Yesterday I was a guest speaker at PeakXD's Experience Design Event in Brisbane. PeakXD has been a client of mine for 5 years and they invited me to talk about a project I managed for them last year for the Federal Government Department of Education and Training. In 2017 the Department came to PeakXD with the results of a review into higher education in Australia.
Personal devices that read our emotional states will need thorough concept and product testing in order to meet our needs
India has a thriving tech industry that out performs Silicon Valley. So when they make announcements like this, 'Artificial Intelligence-powered devices to read users' emotional state, says research by Gartner', then it really gives me pause.
First off. It's mind blowing that personal devices might soon be able to read our facial expressions, pick up tonality in our voice, and interpret our behaviour. But it also makes me think about implications for concept and product testing and knowing the difference between them.
Have to give a shout out to Jared Spool over at UIE for his recent blog post about the Net Promoter Score.
Even though the NPS metric has been debunked there are many businesses still using it.
Jared's post is nicely detailed for anyone looking to educate themselves about the issues associated with using NPS.
Data and research findings can be challenging for those not immersed in its reality on a daily basis. Plus reading research reports can be time consuming for anyone under the pressures of doing business today.
Research reports are typically dense, detailed and complex documents containing loads of research findings. For every question being asked of consumers whether it be via a survey, face to face, or via observation there are individual responses that need aggregating. Then these aggregated responses can be 'cut' or regrouped to enable comparisons e.g. overall responses versus males versus females. All this analysis means there's a lot for readers to get their head around.
Some people say it's wrong to be involved in an industry like market research that supports 'mindless, rampant consumerism'. Those sorts of comments used to make me feel bad about myself. I struggled to defend myself but it was hard. After all I helped launch many successful supermarket products and improve many a service offering, all designed to make people buy more and spend more. It made me think, 'shouldn't I be using my skills to improve the world?'
How do consumers make purchase decisions? What really matters to them when they buy? What leads them to choose one brand or product over another, particularly in competitive markets? After having done consumer research in all sorts of markets for all sorts of clients, I see the same answers time and time again. Everything consumers say drives their choices and everything they do can be classified into one of 4 areas - Price, Product, Customer Service, and Brand (image and reputation). Everything.
Research has found that consumer beliefs about human personality also translate to their beliefs about brand personality. Unfortunately this means there will be a subset of consumers who hold conflicting opinions about parent brands extending into new products or services.
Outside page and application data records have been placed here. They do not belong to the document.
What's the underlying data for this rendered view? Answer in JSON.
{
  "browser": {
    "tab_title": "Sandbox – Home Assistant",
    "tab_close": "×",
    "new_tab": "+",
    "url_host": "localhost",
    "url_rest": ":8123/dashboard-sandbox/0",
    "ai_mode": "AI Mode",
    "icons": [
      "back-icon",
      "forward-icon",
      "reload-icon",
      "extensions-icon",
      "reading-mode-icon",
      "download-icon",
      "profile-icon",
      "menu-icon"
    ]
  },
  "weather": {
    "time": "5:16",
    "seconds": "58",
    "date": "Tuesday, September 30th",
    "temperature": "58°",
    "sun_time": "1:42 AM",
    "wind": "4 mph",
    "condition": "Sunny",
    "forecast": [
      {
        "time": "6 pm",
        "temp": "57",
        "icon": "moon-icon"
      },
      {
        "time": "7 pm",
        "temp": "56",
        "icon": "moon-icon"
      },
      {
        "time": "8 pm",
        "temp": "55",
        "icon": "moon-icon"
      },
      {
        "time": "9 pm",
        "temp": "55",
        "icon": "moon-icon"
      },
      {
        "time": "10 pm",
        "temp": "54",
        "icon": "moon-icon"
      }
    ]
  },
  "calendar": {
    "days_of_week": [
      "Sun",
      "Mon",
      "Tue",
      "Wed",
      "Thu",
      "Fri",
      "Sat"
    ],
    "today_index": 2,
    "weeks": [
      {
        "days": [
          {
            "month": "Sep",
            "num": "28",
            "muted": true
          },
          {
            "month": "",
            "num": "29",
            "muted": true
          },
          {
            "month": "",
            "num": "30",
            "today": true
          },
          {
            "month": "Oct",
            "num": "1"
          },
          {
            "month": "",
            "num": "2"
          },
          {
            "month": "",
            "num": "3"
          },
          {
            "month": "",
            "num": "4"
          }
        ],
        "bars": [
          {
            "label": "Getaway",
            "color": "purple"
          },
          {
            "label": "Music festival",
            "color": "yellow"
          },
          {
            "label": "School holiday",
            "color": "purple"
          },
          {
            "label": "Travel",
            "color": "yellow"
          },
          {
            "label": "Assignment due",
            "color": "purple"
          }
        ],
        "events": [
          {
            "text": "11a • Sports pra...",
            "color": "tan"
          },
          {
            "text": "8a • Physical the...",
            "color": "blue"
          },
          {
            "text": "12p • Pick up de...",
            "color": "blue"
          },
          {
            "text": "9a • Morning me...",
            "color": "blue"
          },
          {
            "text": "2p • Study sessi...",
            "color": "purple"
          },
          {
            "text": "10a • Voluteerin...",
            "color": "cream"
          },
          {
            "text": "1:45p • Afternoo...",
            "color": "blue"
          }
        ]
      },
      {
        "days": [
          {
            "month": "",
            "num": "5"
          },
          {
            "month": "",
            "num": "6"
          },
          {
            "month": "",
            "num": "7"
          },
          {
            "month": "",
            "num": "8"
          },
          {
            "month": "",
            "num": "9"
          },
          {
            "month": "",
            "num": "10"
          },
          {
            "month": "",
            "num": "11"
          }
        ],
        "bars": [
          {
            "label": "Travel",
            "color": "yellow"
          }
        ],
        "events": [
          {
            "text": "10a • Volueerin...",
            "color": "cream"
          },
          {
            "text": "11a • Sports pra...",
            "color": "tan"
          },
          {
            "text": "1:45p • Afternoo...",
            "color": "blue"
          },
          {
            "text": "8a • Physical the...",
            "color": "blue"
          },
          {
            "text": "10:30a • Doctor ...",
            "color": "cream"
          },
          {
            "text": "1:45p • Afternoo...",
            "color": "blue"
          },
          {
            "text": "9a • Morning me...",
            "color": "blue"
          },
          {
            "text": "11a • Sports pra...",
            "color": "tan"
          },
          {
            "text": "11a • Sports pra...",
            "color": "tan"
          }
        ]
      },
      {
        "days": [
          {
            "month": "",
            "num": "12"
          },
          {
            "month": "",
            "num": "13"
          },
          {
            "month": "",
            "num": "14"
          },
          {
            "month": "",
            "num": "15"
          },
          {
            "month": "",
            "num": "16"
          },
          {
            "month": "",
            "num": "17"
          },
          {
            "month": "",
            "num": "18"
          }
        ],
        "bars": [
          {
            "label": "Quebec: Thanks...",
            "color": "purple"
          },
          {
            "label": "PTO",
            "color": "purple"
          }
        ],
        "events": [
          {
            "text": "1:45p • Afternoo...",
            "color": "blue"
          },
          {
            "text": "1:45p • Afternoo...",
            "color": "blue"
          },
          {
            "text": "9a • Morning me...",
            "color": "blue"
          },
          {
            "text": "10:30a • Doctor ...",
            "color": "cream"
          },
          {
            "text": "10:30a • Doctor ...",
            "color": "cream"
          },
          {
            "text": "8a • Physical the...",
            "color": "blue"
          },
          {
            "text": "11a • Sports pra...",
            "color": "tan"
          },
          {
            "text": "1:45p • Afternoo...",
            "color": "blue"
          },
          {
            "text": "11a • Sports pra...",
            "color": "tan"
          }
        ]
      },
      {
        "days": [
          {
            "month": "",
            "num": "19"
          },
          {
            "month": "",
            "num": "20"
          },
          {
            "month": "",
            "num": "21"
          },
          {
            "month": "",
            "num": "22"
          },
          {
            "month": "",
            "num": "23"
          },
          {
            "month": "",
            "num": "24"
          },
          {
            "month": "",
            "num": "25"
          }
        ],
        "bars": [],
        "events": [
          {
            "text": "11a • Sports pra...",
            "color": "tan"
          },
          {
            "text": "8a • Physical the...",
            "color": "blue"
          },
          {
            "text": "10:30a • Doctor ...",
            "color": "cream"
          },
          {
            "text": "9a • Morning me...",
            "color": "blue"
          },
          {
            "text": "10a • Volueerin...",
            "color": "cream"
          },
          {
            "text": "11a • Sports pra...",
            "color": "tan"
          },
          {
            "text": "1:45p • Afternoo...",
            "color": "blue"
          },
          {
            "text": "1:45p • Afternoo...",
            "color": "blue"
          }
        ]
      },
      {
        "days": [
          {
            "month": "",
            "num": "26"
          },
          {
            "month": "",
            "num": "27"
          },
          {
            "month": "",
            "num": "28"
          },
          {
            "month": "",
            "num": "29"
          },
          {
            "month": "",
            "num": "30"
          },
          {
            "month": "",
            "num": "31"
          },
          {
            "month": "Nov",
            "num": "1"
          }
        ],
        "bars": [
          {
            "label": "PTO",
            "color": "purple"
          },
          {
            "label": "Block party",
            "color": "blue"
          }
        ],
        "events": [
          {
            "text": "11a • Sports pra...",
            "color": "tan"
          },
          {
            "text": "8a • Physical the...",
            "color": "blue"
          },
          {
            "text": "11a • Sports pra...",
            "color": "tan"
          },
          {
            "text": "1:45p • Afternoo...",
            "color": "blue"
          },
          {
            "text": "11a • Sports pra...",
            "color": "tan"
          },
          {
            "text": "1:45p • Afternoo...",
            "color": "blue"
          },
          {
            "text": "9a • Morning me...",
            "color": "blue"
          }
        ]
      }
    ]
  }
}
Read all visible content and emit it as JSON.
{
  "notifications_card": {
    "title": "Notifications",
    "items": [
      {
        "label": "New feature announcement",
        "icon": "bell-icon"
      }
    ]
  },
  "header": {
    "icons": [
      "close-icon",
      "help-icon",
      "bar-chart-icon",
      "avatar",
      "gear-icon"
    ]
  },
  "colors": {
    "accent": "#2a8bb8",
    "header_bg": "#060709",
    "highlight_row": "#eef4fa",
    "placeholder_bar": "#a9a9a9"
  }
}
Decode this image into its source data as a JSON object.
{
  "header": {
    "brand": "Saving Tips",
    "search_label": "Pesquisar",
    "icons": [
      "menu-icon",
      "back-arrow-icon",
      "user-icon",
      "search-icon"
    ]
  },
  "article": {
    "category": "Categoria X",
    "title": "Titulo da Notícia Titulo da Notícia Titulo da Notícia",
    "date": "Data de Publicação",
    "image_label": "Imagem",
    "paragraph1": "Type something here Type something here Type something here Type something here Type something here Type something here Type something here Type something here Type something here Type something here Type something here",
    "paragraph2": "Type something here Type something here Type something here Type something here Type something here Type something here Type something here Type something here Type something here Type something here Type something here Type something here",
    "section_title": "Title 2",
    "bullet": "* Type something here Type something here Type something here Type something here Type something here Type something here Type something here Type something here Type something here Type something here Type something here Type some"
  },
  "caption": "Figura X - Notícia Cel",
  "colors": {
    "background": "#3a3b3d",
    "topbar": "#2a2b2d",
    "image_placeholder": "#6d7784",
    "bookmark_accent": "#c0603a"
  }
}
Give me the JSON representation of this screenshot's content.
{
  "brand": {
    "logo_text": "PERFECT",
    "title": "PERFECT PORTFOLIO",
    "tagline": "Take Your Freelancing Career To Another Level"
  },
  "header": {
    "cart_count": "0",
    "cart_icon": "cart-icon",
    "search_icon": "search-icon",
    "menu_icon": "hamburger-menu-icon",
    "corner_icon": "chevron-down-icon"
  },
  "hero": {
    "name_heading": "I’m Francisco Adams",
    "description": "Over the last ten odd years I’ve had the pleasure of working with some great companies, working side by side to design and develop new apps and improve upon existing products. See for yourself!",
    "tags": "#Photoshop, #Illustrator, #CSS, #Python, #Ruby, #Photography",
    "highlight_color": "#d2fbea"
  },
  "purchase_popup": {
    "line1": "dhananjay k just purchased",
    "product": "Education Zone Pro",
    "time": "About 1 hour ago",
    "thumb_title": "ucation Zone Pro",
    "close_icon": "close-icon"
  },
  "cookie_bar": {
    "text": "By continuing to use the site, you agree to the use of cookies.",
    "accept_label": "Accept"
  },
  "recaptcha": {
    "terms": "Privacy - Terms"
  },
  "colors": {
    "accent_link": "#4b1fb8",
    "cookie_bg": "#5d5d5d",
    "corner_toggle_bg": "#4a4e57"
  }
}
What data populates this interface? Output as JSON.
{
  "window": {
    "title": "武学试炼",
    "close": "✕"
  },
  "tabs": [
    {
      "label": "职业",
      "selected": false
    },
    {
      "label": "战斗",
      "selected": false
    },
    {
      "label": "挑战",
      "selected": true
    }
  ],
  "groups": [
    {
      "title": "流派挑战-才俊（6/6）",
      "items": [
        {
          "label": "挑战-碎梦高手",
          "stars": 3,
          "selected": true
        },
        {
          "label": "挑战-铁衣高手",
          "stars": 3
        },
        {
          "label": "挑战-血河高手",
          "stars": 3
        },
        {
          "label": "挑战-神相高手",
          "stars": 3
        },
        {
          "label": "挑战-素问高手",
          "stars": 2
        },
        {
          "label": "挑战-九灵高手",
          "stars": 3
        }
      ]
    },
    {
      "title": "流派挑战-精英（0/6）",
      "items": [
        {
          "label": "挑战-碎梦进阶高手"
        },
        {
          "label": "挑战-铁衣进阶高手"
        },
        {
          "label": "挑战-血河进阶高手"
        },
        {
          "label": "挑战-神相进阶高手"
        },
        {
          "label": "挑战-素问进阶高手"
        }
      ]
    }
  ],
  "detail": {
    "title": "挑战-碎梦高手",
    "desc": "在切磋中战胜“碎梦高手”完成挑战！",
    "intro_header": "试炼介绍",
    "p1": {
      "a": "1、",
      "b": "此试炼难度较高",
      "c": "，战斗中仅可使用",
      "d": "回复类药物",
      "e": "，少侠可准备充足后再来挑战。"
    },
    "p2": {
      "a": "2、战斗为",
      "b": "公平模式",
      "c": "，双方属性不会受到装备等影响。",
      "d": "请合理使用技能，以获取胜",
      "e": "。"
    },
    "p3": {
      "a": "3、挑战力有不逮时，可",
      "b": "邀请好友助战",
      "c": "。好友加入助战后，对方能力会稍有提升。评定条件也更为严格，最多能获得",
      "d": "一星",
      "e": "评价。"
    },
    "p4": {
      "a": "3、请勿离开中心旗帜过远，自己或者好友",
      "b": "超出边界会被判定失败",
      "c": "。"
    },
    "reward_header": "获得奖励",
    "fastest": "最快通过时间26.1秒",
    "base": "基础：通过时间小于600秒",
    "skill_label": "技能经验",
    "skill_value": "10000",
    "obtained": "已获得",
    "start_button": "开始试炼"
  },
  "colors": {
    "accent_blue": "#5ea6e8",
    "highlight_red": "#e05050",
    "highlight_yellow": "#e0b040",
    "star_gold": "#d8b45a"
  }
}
So what should brand managers do about it?
Research with consumers is a process designed to help brand managers reduce confusion, indecision and subjectivity in managing their brand. But as it turns out, there's a group of consumers destined to keep brand managers perplexed (or tearing out their hair) over their conflicting opinions toward brands.
Trying to decide your qualitative sample size can be a tricky. In academic circles researchers say that you stop interviewing when you start hearing the same stories. Unfortunately commercial researchers don't have that luxury. They need to plan and cost for sample sizes ahead of fieldwork and given how costly qualitative fieldwork can be, getting the sampling right can mean the difference between a project being commissioned or being passed over.
In the whitepaper below, Donna outlines how market researchers can judge ahead of time how many interviews they will need in order to get reliable and valid results.
Download your copy of the whitepaper - Qualitative Interviews: When enough is enough.
The Journal of Consumer Psychology had something interesting in it for all the digital marketers out there tasked with increasing branded word of mouth on social media.
We all know how powerful word of mouth is in making or breaking a brand. In fact, in some circles it is claimed that only one answer need be asked of consumers in predicting market success, ‘Would you recommend this brand to your friends and family?’ (NPS)
Whenever I'm struggling to design a market research presentation I can get inspiration from Nancy Duarte and her team. Her book, presentations and blog never fail to trigger a better way for me to represent data or findings.
I think one of the hardest things I have to do as researcher is to turn data and research findings into a compelling story.
Donna Bonde is the Owner and Director of Rapture Consulting. She consults to agencies and brands who want to better understand the way consumers think and behave. She bases herself in Sydney, Australia.